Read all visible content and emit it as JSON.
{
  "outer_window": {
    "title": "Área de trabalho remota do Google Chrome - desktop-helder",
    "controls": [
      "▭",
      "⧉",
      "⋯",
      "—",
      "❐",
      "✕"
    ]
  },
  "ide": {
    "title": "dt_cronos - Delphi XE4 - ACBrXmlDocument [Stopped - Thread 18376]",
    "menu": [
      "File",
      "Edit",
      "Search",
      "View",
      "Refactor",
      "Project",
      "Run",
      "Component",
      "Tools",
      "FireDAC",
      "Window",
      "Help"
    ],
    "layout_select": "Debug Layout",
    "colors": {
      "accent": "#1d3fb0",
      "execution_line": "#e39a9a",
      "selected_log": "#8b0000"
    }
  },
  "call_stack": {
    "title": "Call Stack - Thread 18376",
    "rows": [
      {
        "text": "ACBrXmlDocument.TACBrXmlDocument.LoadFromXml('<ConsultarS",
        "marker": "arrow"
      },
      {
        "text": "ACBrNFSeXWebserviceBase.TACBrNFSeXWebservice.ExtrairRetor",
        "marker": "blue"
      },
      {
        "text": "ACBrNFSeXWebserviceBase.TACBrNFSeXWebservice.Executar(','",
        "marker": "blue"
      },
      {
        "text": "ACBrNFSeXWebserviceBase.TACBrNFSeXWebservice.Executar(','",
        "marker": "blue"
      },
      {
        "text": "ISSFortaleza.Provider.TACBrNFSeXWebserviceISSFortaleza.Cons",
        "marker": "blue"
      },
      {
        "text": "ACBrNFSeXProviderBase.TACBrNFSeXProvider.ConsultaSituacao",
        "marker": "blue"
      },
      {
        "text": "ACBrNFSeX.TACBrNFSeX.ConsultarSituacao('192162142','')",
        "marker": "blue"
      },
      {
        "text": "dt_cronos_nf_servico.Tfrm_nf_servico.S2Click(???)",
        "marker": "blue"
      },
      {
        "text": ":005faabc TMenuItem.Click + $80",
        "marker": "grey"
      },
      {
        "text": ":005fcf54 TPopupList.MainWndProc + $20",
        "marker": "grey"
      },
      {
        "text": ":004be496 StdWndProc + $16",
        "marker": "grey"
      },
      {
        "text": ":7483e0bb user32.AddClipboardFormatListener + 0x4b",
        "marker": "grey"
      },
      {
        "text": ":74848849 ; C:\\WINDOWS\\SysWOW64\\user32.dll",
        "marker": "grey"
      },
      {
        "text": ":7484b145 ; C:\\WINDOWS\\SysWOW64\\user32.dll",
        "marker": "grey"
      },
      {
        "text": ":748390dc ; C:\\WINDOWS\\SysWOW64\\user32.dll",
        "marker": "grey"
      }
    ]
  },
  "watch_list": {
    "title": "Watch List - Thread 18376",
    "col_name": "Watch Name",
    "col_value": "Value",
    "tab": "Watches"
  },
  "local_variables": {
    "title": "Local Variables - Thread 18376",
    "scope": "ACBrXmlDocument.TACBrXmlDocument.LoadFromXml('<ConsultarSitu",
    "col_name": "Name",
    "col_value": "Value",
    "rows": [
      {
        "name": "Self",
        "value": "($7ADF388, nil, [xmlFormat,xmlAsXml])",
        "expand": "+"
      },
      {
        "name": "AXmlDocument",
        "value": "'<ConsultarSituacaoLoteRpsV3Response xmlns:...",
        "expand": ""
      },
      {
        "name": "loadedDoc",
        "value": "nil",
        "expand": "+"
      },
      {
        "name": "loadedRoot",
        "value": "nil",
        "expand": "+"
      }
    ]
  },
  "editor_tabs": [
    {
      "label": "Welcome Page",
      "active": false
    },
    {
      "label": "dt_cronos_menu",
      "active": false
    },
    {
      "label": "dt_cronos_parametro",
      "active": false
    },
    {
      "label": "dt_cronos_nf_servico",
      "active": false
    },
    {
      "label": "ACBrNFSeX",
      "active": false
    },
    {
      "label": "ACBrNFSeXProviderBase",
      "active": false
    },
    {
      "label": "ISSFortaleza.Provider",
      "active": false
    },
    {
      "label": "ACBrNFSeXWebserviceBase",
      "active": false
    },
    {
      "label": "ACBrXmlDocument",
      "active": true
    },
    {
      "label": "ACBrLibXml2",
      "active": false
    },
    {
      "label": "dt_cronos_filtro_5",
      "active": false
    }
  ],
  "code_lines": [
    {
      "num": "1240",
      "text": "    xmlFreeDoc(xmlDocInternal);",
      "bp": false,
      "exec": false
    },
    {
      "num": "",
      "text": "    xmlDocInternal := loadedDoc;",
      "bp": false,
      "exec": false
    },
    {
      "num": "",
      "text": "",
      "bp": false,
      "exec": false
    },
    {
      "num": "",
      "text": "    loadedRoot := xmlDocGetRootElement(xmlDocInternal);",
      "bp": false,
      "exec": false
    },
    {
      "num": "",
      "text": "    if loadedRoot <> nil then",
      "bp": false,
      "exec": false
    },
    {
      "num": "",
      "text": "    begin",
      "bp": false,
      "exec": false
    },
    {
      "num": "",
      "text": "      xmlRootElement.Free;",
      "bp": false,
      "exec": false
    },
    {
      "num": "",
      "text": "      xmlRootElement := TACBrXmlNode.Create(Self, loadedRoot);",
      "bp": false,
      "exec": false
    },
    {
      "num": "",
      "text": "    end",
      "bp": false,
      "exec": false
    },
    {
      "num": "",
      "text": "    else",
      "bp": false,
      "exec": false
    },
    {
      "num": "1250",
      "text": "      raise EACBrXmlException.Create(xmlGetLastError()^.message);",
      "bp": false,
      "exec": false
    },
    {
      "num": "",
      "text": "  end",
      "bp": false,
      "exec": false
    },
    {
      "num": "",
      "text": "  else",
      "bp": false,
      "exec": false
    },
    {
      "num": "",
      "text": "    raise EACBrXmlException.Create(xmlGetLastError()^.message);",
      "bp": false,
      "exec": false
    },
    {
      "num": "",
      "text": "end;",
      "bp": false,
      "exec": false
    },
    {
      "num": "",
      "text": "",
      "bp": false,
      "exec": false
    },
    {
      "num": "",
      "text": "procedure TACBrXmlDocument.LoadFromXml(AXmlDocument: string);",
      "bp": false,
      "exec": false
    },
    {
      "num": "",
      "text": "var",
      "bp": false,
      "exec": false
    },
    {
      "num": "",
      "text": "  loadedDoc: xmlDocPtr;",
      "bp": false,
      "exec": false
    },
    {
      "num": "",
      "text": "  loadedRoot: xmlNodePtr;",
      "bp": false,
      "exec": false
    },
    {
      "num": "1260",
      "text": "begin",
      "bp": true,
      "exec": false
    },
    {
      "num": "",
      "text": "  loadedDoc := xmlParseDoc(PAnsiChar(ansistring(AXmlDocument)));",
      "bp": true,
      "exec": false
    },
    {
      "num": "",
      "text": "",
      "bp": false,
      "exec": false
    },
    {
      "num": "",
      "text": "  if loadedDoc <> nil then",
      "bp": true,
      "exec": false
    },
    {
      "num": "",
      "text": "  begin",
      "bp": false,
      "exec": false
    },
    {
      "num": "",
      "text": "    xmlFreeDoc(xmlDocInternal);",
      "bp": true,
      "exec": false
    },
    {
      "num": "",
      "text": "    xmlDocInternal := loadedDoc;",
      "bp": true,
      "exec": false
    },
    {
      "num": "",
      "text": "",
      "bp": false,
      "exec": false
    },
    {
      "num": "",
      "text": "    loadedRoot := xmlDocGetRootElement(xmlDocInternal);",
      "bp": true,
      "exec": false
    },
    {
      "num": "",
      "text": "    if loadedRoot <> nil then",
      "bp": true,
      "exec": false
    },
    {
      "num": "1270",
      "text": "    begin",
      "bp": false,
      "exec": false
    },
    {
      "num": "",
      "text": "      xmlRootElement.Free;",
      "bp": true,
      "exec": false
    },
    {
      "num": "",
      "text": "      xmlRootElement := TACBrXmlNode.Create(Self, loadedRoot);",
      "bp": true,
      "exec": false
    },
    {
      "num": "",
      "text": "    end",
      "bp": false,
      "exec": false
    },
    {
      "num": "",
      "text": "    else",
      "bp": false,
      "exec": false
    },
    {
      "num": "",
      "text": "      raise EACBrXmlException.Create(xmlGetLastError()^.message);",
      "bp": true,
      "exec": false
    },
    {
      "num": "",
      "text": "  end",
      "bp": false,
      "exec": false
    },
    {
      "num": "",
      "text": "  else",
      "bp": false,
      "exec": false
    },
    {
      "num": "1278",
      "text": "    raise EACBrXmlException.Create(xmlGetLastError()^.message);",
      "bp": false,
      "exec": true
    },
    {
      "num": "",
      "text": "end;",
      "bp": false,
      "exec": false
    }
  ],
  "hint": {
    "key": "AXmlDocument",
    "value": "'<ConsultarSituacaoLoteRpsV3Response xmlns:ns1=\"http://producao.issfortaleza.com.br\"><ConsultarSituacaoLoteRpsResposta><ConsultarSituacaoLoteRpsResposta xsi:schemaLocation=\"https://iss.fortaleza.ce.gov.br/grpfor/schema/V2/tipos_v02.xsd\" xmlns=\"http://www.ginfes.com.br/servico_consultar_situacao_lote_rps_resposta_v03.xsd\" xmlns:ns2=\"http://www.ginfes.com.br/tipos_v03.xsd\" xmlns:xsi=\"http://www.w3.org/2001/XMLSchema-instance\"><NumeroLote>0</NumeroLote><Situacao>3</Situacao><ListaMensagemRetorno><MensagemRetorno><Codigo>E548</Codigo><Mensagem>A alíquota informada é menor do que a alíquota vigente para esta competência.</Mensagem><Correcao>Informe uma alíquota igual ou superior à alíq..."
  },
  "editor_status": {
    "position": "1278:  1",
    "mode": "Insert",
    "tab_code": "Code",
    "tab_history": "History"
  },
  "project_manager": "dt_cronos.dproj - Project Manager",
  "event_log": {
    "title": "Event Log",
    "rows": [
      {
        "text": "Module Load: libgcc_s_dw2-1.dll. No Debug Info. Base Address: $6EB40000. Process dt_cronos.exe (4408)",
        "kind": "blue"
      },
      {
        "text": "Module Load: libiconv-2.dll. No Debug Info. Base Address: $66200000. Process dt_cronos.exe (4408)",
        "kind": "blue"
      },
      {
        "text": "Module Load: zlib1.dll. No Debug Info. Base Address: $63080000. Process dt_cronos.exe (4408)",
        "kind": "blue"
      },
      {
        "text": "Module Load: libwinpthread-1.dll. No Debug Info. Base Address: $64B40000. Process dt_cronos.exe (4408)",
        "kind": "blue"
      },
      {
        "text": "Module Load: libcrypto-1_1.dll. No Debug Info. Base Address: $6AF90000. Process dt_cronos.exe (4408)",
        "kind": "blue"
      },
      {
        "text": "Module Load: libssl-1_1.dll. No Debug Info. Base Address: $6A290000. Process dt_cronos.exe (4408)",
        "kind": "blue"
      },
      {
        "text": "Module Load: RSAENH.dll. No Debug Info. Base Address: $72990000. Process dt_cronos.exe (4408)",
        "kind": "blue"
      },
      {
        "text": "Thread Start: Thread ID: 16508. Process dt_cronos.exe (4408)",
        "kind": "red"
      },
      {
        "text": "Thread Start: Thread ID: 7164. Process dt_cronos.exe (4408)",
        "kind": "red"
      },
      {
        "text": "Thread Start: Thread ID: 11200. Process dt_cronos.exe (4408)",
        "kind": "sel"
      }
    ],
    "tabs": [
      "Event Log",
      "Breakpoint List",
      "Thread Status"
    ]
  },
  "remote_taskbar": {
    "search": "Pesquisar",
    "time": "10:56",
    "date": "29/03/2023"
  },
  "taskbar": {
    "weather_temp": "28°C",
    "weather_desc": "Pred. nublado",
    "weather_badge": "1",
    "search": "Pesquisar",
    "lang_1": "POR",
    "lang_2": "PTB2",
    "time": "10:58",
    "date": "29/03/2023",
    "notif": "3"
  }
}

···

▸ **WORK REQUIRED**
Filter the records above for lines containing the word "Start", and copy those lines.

▸ **YOUR SOLUTION**
        "text": "Thread Start: Thread ID: 16508. Process dt_cronos.exe (4408)",
        "text": "Thread Start: Thread ID: 7164. Process dt_cronos.exe (4408)",
        "text": "Thread Start: Thread ID: 11200. Process dt_cronos.exe (4408)",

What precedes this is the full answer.